If you hold both a 401(k) and an IRA, do your best to contribute to both. Focus on maximizing your contributions to employer-sponsored plans first to take advantage of employer matching.

Know Your Assets

Depending on which type of plan your employer offers, you may be able to opt for a self-managed plan or one in which your contributions are automatically invested in accordance with the plan's goals. In either case, educate yourself about the different investment options available to you and the expenses associated with each option. Many 401(k) plans carry hefty administrative fees or only provide access to mutual fund investments with high expense ratios. Keep track of your own account and make sure you fully understand your options so you can avoid losing money to unnecessary fees (see How to Know If Your 401(k) Plan Fees Are Too High).

Also keep track of the Social Security benefits that will be available to you at retirement (see Types of Social Security Benefits for more), as well as other income you are likely to receive from retirement accounts or pensions. Your income may affect how much you pay for Medicare (The High Net Worth Guide to Medicare explains how) and whether you are taxed on your Social Security benefits, so factor in all your various income sources when planning for retirement.

Make a Schedule

Even if you intend to work well into your twilight years, remember that most retirement savings plans include minimum distribution requirements and may carry heavy penalties for participants who neglect to begin withdrawals by a certain age. Roth IRAs often do not carry such requirements, which is yet another benefit of Roth accounts. However, most other plans set the age of required minimum distribution (RMD) at age 70½. Similarly, you are required to begin taking Social Security benefits by age 70.

If you have multiple sources of retirement income, be sure to make a schedule for when you will begin to take withdrawals from each account. If you have a Roth IRA, for example, put off taking withdrawals until you have exhausted funds from accounts that carry RMD requirements. In addition to being an efficient way to spread out your savings, this type of scheduling allows your Roth account to continue to accrue tax-free earnings while you collect from other accounts.

The Bottom Line

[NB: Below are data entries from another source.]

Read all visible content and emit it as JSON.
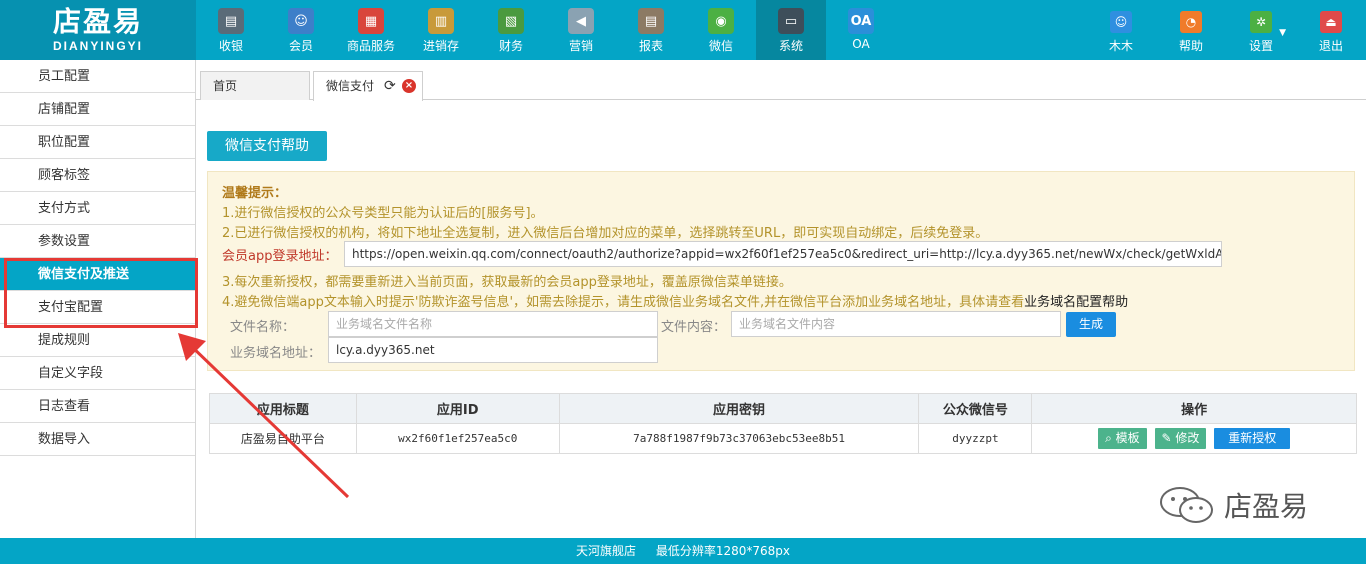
{
  "brand": {
    "name_cn": "店盈易",
    "name_en": "DIANYINGYI"
  },
  "nav": [
    {
      "label": "收银",
      "icon": "cash-register-icon",
      "color": "#5a6b78",
      "glyph": "▤"
    },
    {
      "label": "会员",
      "icon": "member-icon",
      "color": "#3d7fc9",
      "glyph": "☺"
    },
    {
      "label": "商品服务",
      "icon": "goods-service-icon",
      "color": "#d9453b",
      "glyph": "▦"
    },
    {
      "label": "进销存",
      "icon": "inventory-icon",
      "color": "#c89a3a",
      "glyph": "▥"
    },
    {
      "label": "财务",
      "icon": "finance-icon",
      "color": "#4a9a3f",
      "glyph": "▧"
    },
    {
      "label": "营销",
      "icon": "marketing-icon",
      "color": "#8aa2b2",
      "glyph": "◀"
    },
    {
      "label": "报表",
      "icon": "report-icon",
      "color": "#8c7a64",
      "glyph": "▤"
    },
    {
      "label": "微信",
      "icon": "wechat-icon",
      "color": "#4cb043",
      "glyph": "◉"
    },
    {
      "label": "系统",
      "icon": "system-monitor-icon",
      "color": "#3e4e5a",
      "glyph": "▭",
      "active": true
    },
    {
      "label": "OA",
      "icon": "oa-icon",
      "color": "#2b8fd9",
      "glyph": "OA"
    }
  ],
  "nav_right": [
    {
      "label": "木木",
      "icon": "user-avatar-icon",
      "color": "#2f8fe0",
      "glyph": "☺"
    },
    {
      "label": "帮助",
      "icon": "help-bell-icon",
      "color": "#f07b2a",
      "glyph": "◔"
    },
    {
      "label": "设置",
      "icon": "settings-gear-icon",
      "color": "#4cb043",
      "glyph": "✲"
    },
    {
      "label": "退出",
      "icon": "logout-icon",
      "color": "#e04a4a",
      "glyph": "⏏"
    }
  ],
  "sidebar": [
    "员工配置",
    "店铺配置",
    "职位配置",
    "顾客标签",
    "支付方式",
    "参数设置",
    "微信支付及推送",
    "支付宝配置",
    "提成规则",
    "自定义字段",
    "日志查看",
    "数据导入"
  ],
  "sidebar_active_index": 6,
  "tabs": {
    "home": "首页",
    "current": "微信支付"
  },
  "help_button": "微信支付帮助",
  "tips": {
    "title": "温馨提示：",
    "line1": "1.进行微信授权的公众号类型只能为认证后的[服务号]。",
    "line2": "2.已进行微信授权的机构，将如下地址全选复制，进入微信后台增加对应的菜单，选择跳转至URL，即可实现自动绑定，后续免登录。",
    "url_label": "会员app登录地址：",
    "url_value": "https://open.weixin.qq.com/connect/oauth2/authorize?appid=wx2f60f1ef257ea5c0&redirect_uri=http://lcy.a.dyy365.net/newWx/check/getWxldAutoJum",
    "line3": "3.每次重新授权，都需要重新进入当前页面，获取最新的会员app登录地址，覆盖原微信菜单链接。",
    "line4": "4.避免微信端app文本输入时提示'防欺诈盗号信息'，如需去除提示，请生成微信业务域名文件,并在微信平台添加业务域名地址，具体请查看",
    "line4_link": "业务域名配置帮助"
  },
  "form": {
    "file_name_label": "文件名称：",
    "file_name_placeholder": "业务域名文件名称",
    "file_content_label": "文件内容：",
    "file_content_placeholder": "业务域名文件内容",
    "generate_button": "生成",
    "domain_label": "业务域名地址：",
    "domain_value": "lcy.a.dyy365.net"
  },
  "table": {
    "headers": [
      "应用标题",
      "应用ID",
      "应用密钥",
      "公众微信号",
      "操作"
    ],
    "rows": [
      {
        "title": "店盈易自助平台",
        "app_id": "wx2f60f1ef257ea5c0",
        "secret": "7a788f1987f9b73c37063ebc53ee8b51",
        "account": "dyyzzpt"
      }
    ],
    "actions": {
      "template": "模板",
      "edit": "修改",
      "reauth": "重新授权"
    }
  },
  "watermark": "店盈易",
  "footer": {
    "store": "天河旗舰店",
    "resolution": "最低分辨率1280*768px"
  }
}
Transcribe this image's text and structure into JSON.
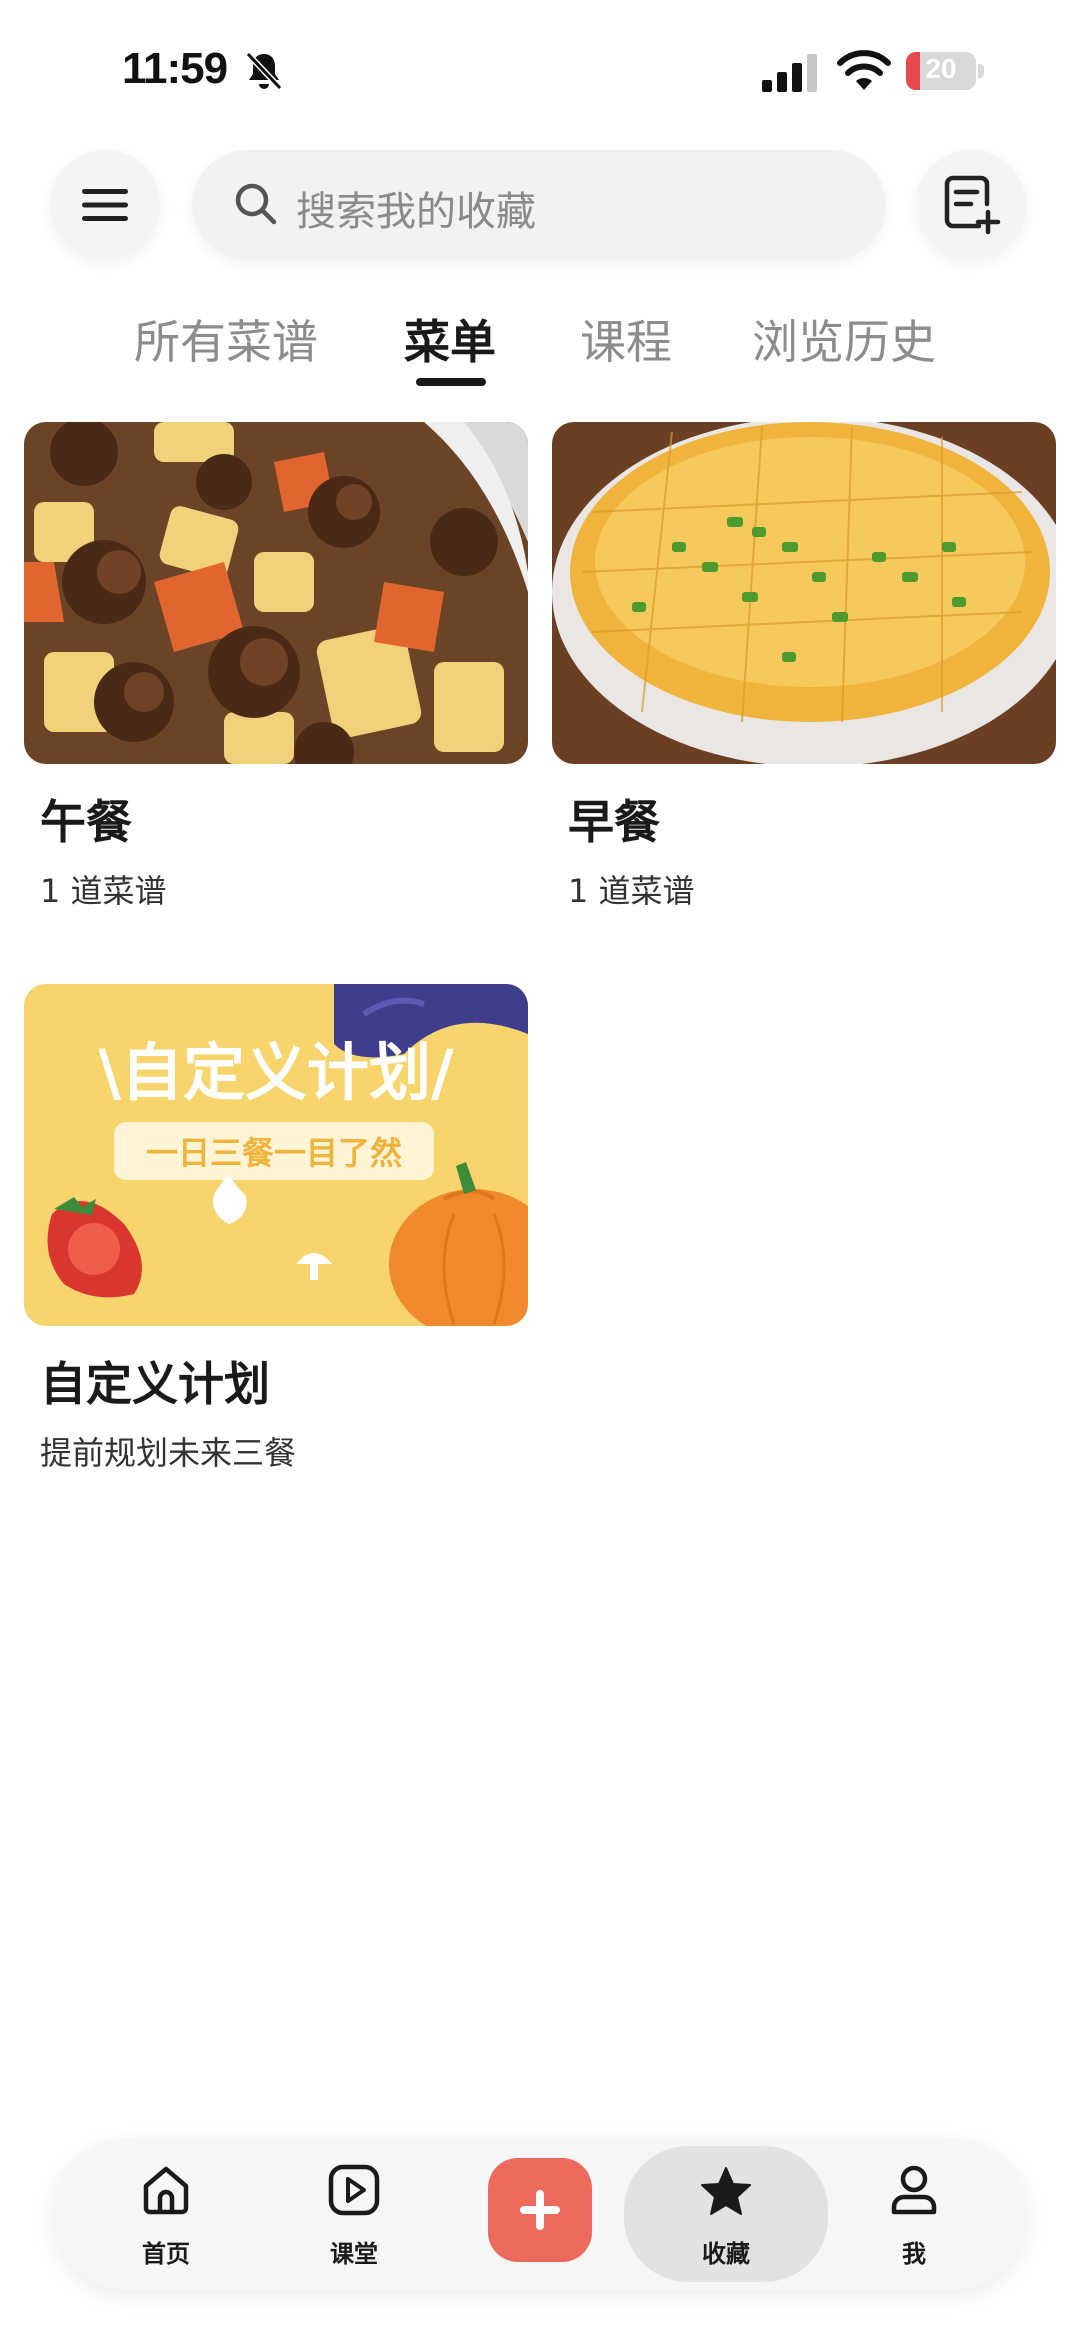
{
  "status_bar": {
    "time": "11:59",
    "battery_level": "20",
    "battery_color": "#e5484d"
  },
  "header": {
    "menu_icon": "hamburger-menu-icon",
    "search_placeholder": "搜索我的收藏",
    "new_list_icon": "note-add-icon"
  },
  "tabs": [
    {
      "label": "所有菜谱",
      "active": false
    },
    {
      "label": "菜单",
      "active": true
    },
    {
      "label": "课程",
      "active": false
    },
    {
      "label": "浏览历史",
      "active": false
    }
  ],
  "cards": [
    {
      "title": "午餐",
      "subtitle": "1 道菜谱",
      "image": "beef-potato-stew-photo"
    },
    {
      "title": "早餐",
      "subtitle": "1 道菜谱",
      "image": "steamed-egg-custard-photo"
    },
    {
      "title": "自定义计划",
      "subtitle": "提前规划未来三餐",
      "image": "custom-plan-banner",
      "banner_title": "\\自定义计划/",
      "banner_tagline": "一日三餐一目了然"
    }
  ],
  "bottom_nav": [
    {
      "label": "首页",
      "icon": "home-icon"
    },
    {
      "label": "课堂",
      "icon": "play-icon"
    },
    {
      "label": "",
      "icon": "plus-icon"
    },
    {
      "label": "收藏",
      "icon": "star-icon",
      "active": true
    },
    {
      "label": "我",
      "icon": "person-icon"
    }
  ],
  "colors": {
    "accent": "#ec6a5b",
    "banner_yellow": "#f7d56c"
  }
}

Following these four essential steps – maximizing your contributions so that you are saving at least 10-15% of your income; diversifying your savings into tax-deferred, tax-free and taxable accounts; knowing your assets and the fees associated with them (as well as their impact on Social Security); and making sure you have a schedule of withdrawals in your post-work years – will help ensure you have the funds you need for a comfortable retirement.